> **Problem details**:
For the string "glyph", search the entries below and copy every line where it appears.

╭─ Exercise data

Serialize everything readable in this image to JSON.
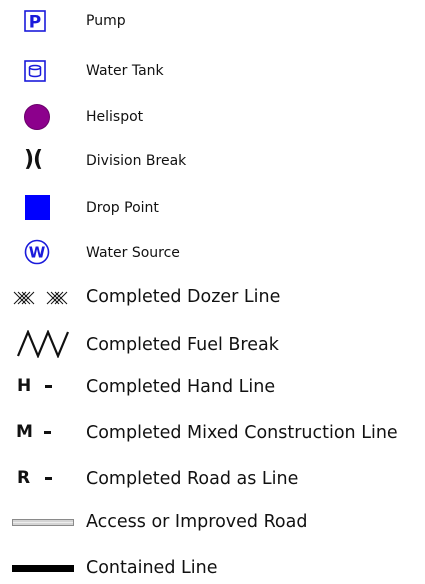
{
  "legend": {
    "items": [
      {
        "icon": "pump-icon",
        "glyph": "P",
        "label": "Pump",
        "color": "#1a1adb"
      },
      {
        "icon": "water-tank-icon",
        "label": "Water Tank",
        "color": "#1a1adb"
      },
      {
        "icon": "helispot-icon",
        "label": "Helispot",
        "color": "#8c008c"
      },
      {
        "icon": "division-break-icon",
        "glyph": ")(",
        "label": "Division Break",
        "color": "#111111"
      },
      {
        "icon": "drop-point-icon",
        "label": "Drop Point",
        "color": "#0000ff"
      },
      {
        "icon": "water-source-icon",
        "glyph": "W",
        "label": "Water Source",
        "color": "#1a1adb"
      },
      {
        "icon": "completed-dozer-line-icon",
        "label": "Completed Dozer Line",
        "color": "#111111"
      },
      {
        "icon": "completed-fuel-break-icon",
        "label": "Completed Fuel Break",
        "color": "#111111"
      },
      {
        "icon": "completed-hand-line-icon",
        "glyph": "H",
        "label": "Completed Hand Line",
        "color": "#111111"
      },
      {
        "icon": "completed-mixed-construction-line-icon",
        "glyph": "M",
        "label": "Completed Mixed Construction Line",
        "color": "#111111"
      },
      {
        "icon": "completed-road-as-line-icon",
        "glyph": "R",
        "label": "Completed Road as Line",
        "color": "#111111"
      },
      {
        "icon": "access-or-improved-road-icon",
        "label": "Access or Improved Road",
        "color": "#9a9a9a"
      },
      {
        "icon": "contained-line-icon",
        "label": "Contained Line",
        "color": "#000000"
      }
    ]
  }
}
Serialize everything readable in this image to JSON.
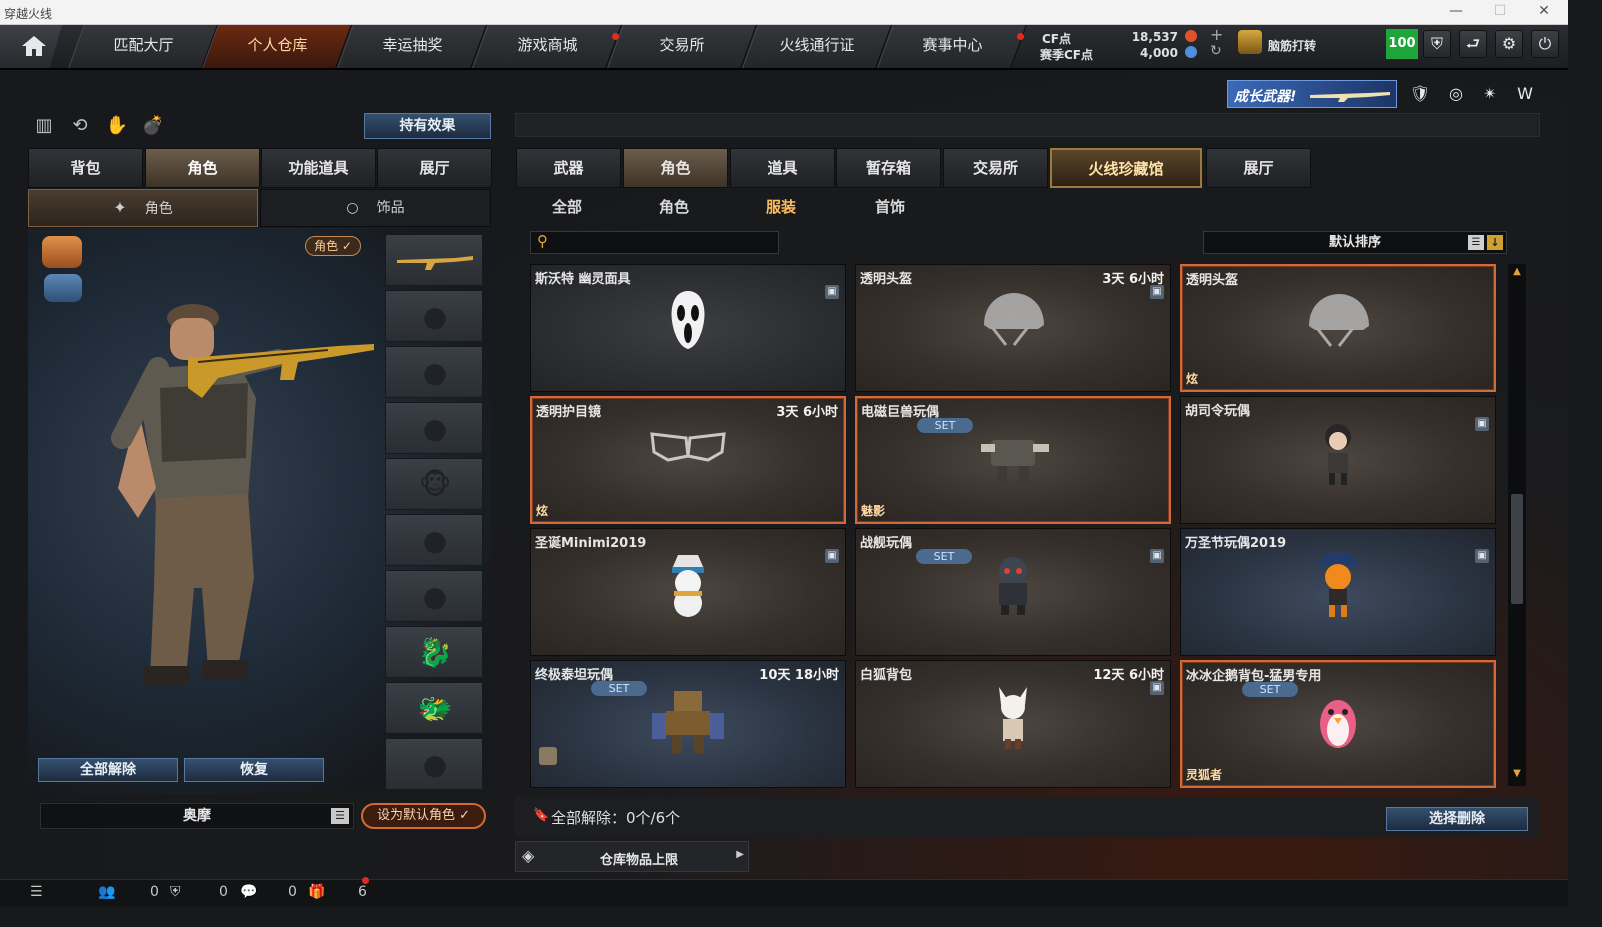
{
  "window": {
    "title": "穿越火线",
    "min": "—",
    "max": "☐",
    "close": "✕"
  },
  "nav": {
    "home_icon": "home-icon",
    "tabs": [
      {
        "label": "匹配大厅",
        "active": false,
        "dot": false
      },
      {
        "label": "个人仓库",
        "active": true,
        "dot": false
      },
      {
        "label": "幸运抽奖",
        "active": false,
        "dot": false
      },
      {
        "label": "游戏商城",
        "active": false,
        "dot": true
      },
      {
        "label": "交易所",
        "active": false,
        "dot": false
      },
      {
        "label": "火线通行证",
        "active": false,
        "dot": false
      },
      {
        "label": "赛事中心",
        "active": false,
        "dot": true
      }
    ]
  },
  "currency": {
    "cf_label": "CF点",
    "cf_value": "18,537",
    "season_label": "赛季CF点",
    "season_value": "4,000",
    "plus": "+",
    "refresh": "↻"
  },
  "user": {
    "name": "脑筋打转",
    "level": "100"
  },
  "promo": {
    "text": "成长武器!"
  },
  "left": {
    "effect_button": "持有效果",
    "tabs": [
      "背包",
      "角色",
      "功能道具",
      "展厅"
    ],
    "subtabs": [
      "角色",
      "饰品"
    ],
    "role_badge": "角色 ✓",
    "clear_all": "全部解除",
    "restore": "恢复",
    "char_name": "奥摩",
    "set_default": "设为默认角色 ✓"
  },
  "right": {
    "tabs": [
      "武器",
      "角色",
      "道具",
      "暂存箱",
      "交易所",
      "火线珍藏馆",
      "展厅"
    ],
    "filters": [
      "全部",
      "角色",
      "服装",
      "首饰"
    ],
    "search_placeholder": "",
    "sort": "默认排序",
    "items": [
      {
        "name": "斯沃特 幽灵面具",
        "time": "",
        "tag": "",
        "set": false,
        "lock": true,
        "style": "grey",
        "sel": false,
        "icon": "ghost-mask-icon"
      },
      {
        "name": "透明头盔",
        "time": "3天 6小时",
        "tag": "",
        "set": false,
        "lock": true,
        "style": "brown",
        "sel": false,
        "icon": "helmet-icon"
      },
      {
        "name": "透明头盔",
        "time": "",
        "tag": "炫",
        "set": false,
        "lock": false,
        "style": "brown",
        "sel": true,
        "icon": "helmet-icon"
      },
      {
        "name": "透明护目镜",
        "time": "3天 6小时",
        "tag": "炫",
        "set": false,
        "lock": false,
        "style": "brown",
        "sel": true,
        "icon": "goggles-icon"
      },
      {
        "name": "电磁巨兽玩偶",
        "time": "",
        "tag": "魅影",
        "set": true,
        "lock": false,
        "style": "brown",
        "sel": true,
        "icon": "mech-doll-icon"
      },
      {
        "name": "胡司令玩偶",
        "time": "",
        "tag": "",
        "set": false,
        "lock": true,
        "style": "brown",
        "sel": false,
        "icon": "figure-doll-icon"
      },
      {
        "name": "圣诞Minimi2019",
        "time": "",
        "tag": "",
        "set": false,
        "lock": true,
        "style": "brown",
        "sel": false,
        "icon": "snowman-doll-icon"
      },
      {
        "name": "战舰玩偶",
        "time": "",
        "tag": "",
        "set": true,
        "lock": true,
        "style": "brown",
        "sel": false,
        "icon": "robot-doll-icon"
      },
      {
        "name": "万圣节玩偶2019",
        "time": "",
        "tag": "",
        "set": false,
        "lock": true,
        "style": "blue",
        "sel": false,
        "icon": "pumpkin-doll-icon"
      },
      {
        "name": "终极泰坦玩偶",
        "time": "10天 18小时",
        "tag": "",
        "set": true,
        "lock": false,
        "style": "blue",
        "sel": false,
        "icon": "titan-doll-icon"
      },
      {
        "name": "白狐背包",
        "time": "12天 6小时",
        "tag": "",
        "set": false,
        "lock": true,
        "style": "brown",
        "sel": false,
        "icon": "fox-backpack-icon"
      },
      {
        "name": "冰冰企鹅背包-猛男专用",
        "time": "",
        "tag": "灵狐者",
        "set": true,
        "lock": false,
        "style": "brown",
        "sel": true,
        "icon": "penguin-backpack-icon"
      }
    ],
    "set_label": "SET",
    "clear_info": "全部解除：0个/6个",
    "select_delete": "选择删除",
    "capacity": "仓库物品上限"
  },
  "bottom": {
    "c1": "0",
    "c2": "0",
    "c3": "0",
    "c4": "6"
  }
}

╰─

> **Exercise answer**:
        "glyph": "P",
        "glyph": ")(",
        "glyph": "W",
        "glyph": "H",
        "glyph": "M",
        "glyph": "R",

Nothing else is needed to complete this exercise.